*** Opening of Dataset extract ***
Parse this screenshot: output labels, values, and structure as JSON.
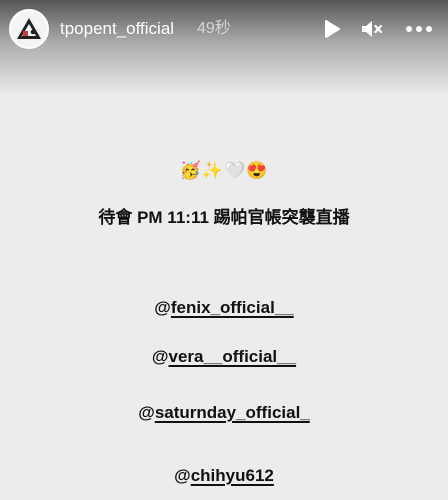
{
  "story": {
    "username": "tpopent_official",
    "time_ago": "49秒"
  },
  "controls": {
    "play_icon": "play-icon",
    "mute_icon": "speaker-muted-icon",
    "more_icon": "more-horizontal-icon"
  },
  "content": {
    "emojis": [
      "🥳",
      "✨",
      "🤍",
      "😍"
    ],
    "announcement": "待會 PM 11:11 踢帕官帳突襲直播",
    "mentions": [
      {
        "at": "@",
        "handle": "fenix_official__"
      },
      {
        "at": "@",
        "handle": "vera__official__"
      },
      {
        "at": "@",
        "handle": "saturnday_official_"
      },
      {
        "at": "@",
        "handle": "chihyu612"
      }
    ]
  },
  "colors": {
    "background": "#ececec",
    "text": "#111111",
    "header_text": "#ffffff"
  }
}
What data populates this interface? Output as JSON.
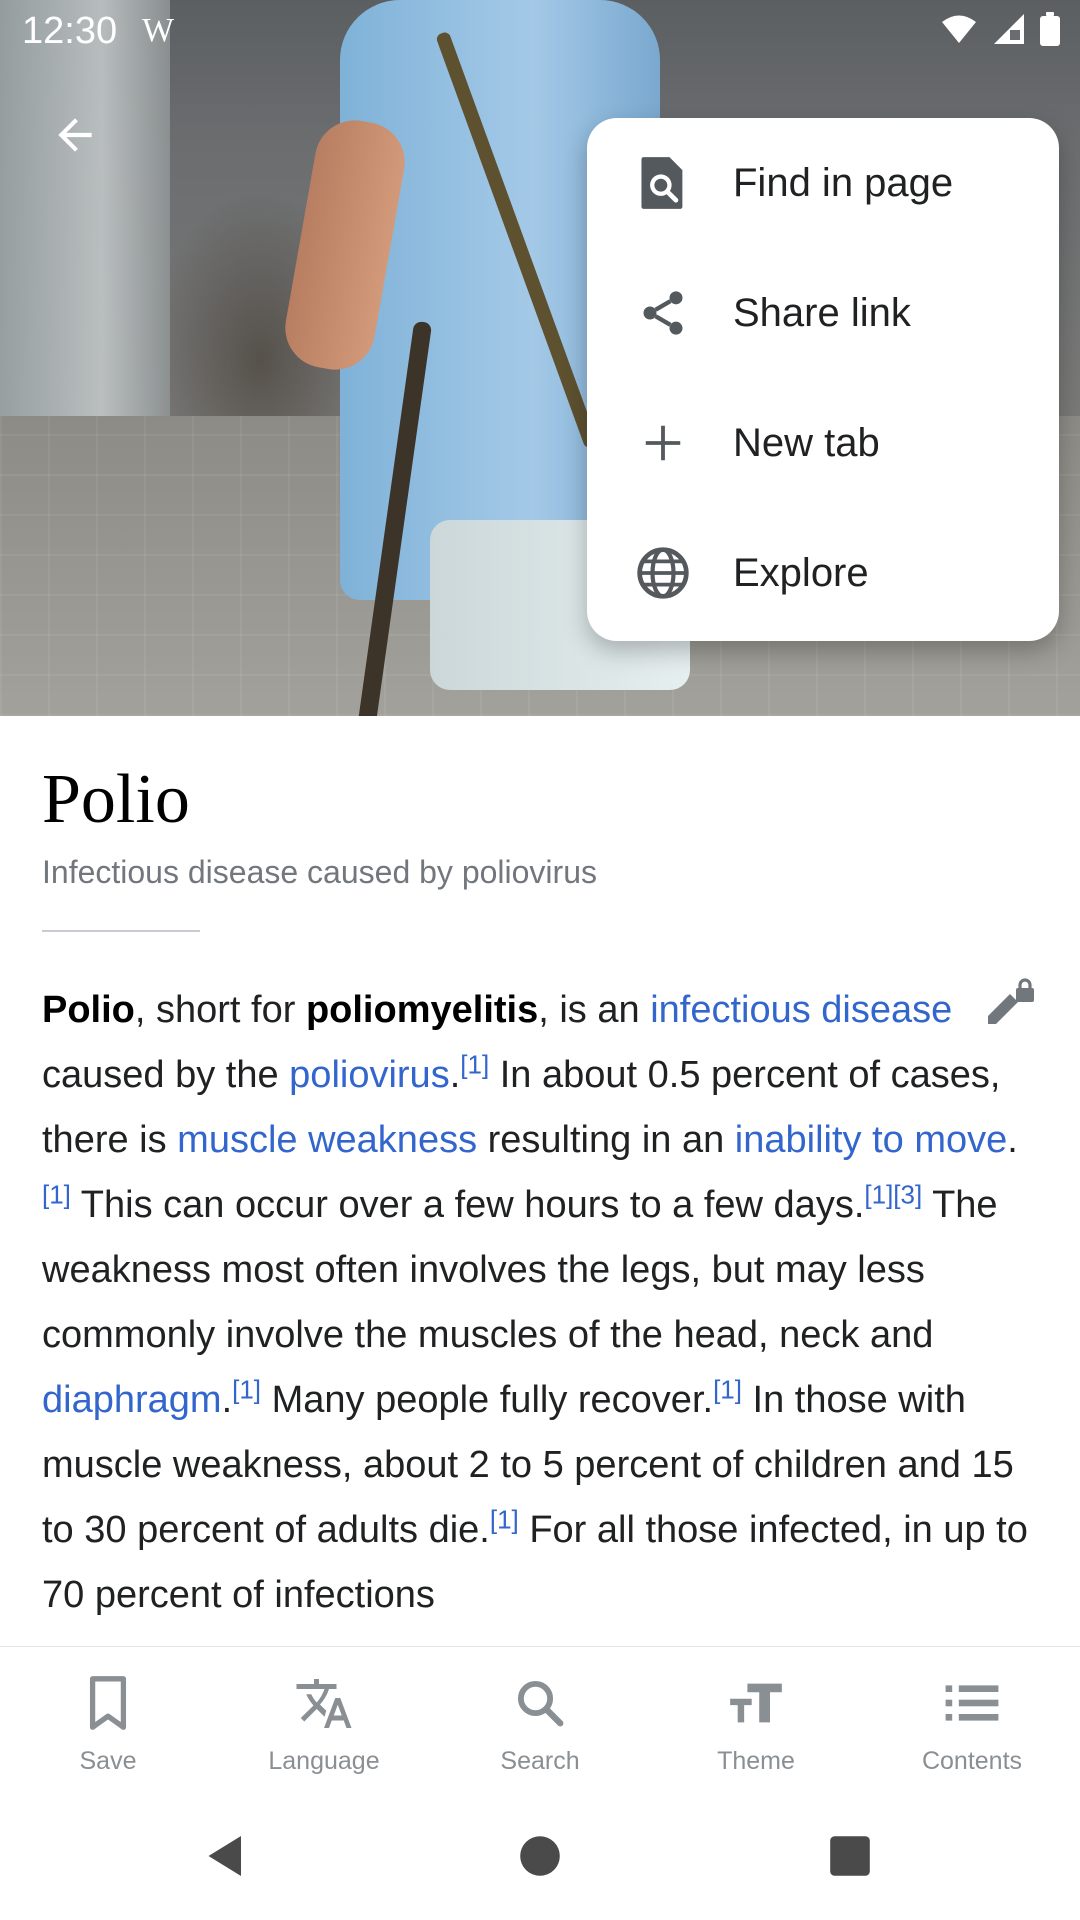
{
  "status_bar": {
    "time": "12:30",
    "app_glyph": "W"
  },
  "header": {
    "back_icon": "arrow-left-icon"
  },
  "menu": {
    "items": [
      {
        "label": "Find in page",
        "icon": "find-in-page-icon"
      },
      {
        "label": "Share link",
        "icon": "share-icon"
      },
      {
        "label": "New tab",
        "icon": "plus-icon"
      },
      {
        "label": "Explore",
        "icon": "globe-icon"
      }
    ]
  },
  "article": {
    "title": "Polio",
    "subtitle": "Infectious disease caused by poliovirus",
    "paragraph": {
      "t1": "Polio",
      "t2": ", short for ",
      "t3": "poliomyelitis",
      "t4": ", is an ",
      "l1": "infectious disease",
      "t5": " caused by the ",
      "l2": "poliovirus",
      "t6": ".",
      "r1": "[1]",
      "t7": " In about 0.5 percent of cases, there is ",
      "l3": "muscle weakness",
      "t8": " resulting in an ",
      "l4": "inability to move",
      "t9": ".",
      "r2": "[1]",
      "t10": " This can occur over a few hours to a few days.",
      "r3": "[1][3]",
      "t11": " The weakness most often involves the legs, but may less commonly involve the muscles of the head, neck and ",
      "l5": "diaphragm",
      "t12": ".",
      "r4": "[1]",
      "t13": " Many people fully recover.",
      "r5": "[1]",
      "t14": " In those with muscle weakness, about 2 to 5 percent of children and 15 to 30 percent of adults die.",
      "r6": "[1]",
      "t15": " For all those infected, in up to 70 percent of infections"
    }
  },
  "toolbar": {
    "items": [
      {
        "label": "Save",
        "icon": "bookmark-icon"
      },
      {
        "label": "Language",
        "icon": "translate-icon"
      },
      {
        "label": "Search",
        "icon": "search-icon"
      },
      {
        "label": "Theme",
        "icon": "text-size-icon"
      },
      {
        "label": "Contents",
        "icon": "list-icon"
      }
    ]
  },
  "colors": {
    "link": "#3366cc",
    "muted": "#8a8f94",
    "text": "#202122"
  }
}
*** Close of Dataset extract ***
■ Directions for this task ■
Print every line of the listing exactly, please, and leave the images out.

■ Response ■
Parse this screenshot: output labels, values, and structure as JSON.
{
  "story": {
    "username": "tpopent_official",
    "time_ago": "49秒"
  },
  "controls": {
    "play_icon": "play-icon",
    "mute_icon": "speaker-muted-icon",
    "more_icon": "more-horizontal-icon"
  },
  "content": {
    "emojis": [
      "🥳",
      "✨",
      "🤍",
      "😍"
    ],
    "announcement": "待會 PM 11:11 踢帕官帳突襲直播",
    "mentions": [
      {
        "at": "@",
        "handle": "fenix_official__"
      },
      {
        "at": "@",
        "handle": "vera__official__"
      },
      {
        "at": "@",
        "handle": "saturnday_official_"
      },
      {
        "at": "@",
        "handle": "chihyu612"
      }
    ]
  },
  "colors": {
    "background": "#ececec",
    "text": "#111111",
    "header_text": "#ffffff"
  }
}
What data populates this interface? Output as JSON.
{
  "status_bar": {
    "time": "12:30",
    "app_glyph": "W"
  },
  "header": {
    "back_icon": "arrow-left-icon"
  },
  "menu": {
    "items": [
      {
        "label": "Find in page",
        "icon": "find-in-page-icon"
      },
      {
        "label": "Share link",
        "icon": "share-icon"
      },
      {
        "label": "New tab",
        "icon": "plus-icon"
      },
      {
        "label": "Explore",
        "icon": "globe-icon"
      }
    ]
  },
  "article": {
    "title": "Polio",
    "subtitle": "Infectious disease caused by poliovirus",
    "paragraph": {
      "t1": "Polio",
      "t2": ", short for ",
      "t3": "poliomyelitis",
      "t4": ", is an ",
      "l1": "infectious disease",
      "t5": " caused by the ",
      "l2": "poliovirus",
      "t6": ".",
      "r1": "[1]",
      "t7": " In about 0.5 percent of cases, there is ",
      "l3": "muscle weakness",
      "t8": " resulting in an ",
      "l4": "inability to move",
      "t9": ".",
      "r2": "[1]",
      "t10": " This can occur over a few hours to a few days.",
      "r3": "[1][3]",
      "t11": " The weakness most often involves the legs, but may less commonly involve the muscles of the head, neck and ",
      "l5": "diaphragm",
      "t12": ".",
      "r4": "[1]",
      "t13": " Many people fully recover.",
      "r5": "[1]",
      "t14": " In those with muscle weakness, about 2 to 5 percent of children and 15 to 30 percent of adults die.",
      "r6": "[1]",
      "t15": " For all those infected, in up to 70 percent of infections"
    }
  },
  "toolbar": {
    "items": [
      {
        "label": "Save",
        "icon": "bookmark-icon"
      },
      {
        "label": "Language",
        "icon": "translate-icon"
      },
      {
        "label": "Search",
        "icon": "search-icon"
      },
      {
        "label": "Theme",
        "icon": "text-size-icon"
      },
      {
        "label": "Contents",
        "icon": "list-icon"
      }
    ]
  },
  "colors": {
    "link": "#3366cc",
    "muted": "#8a8f94",
    "text": "#202122"
  }
}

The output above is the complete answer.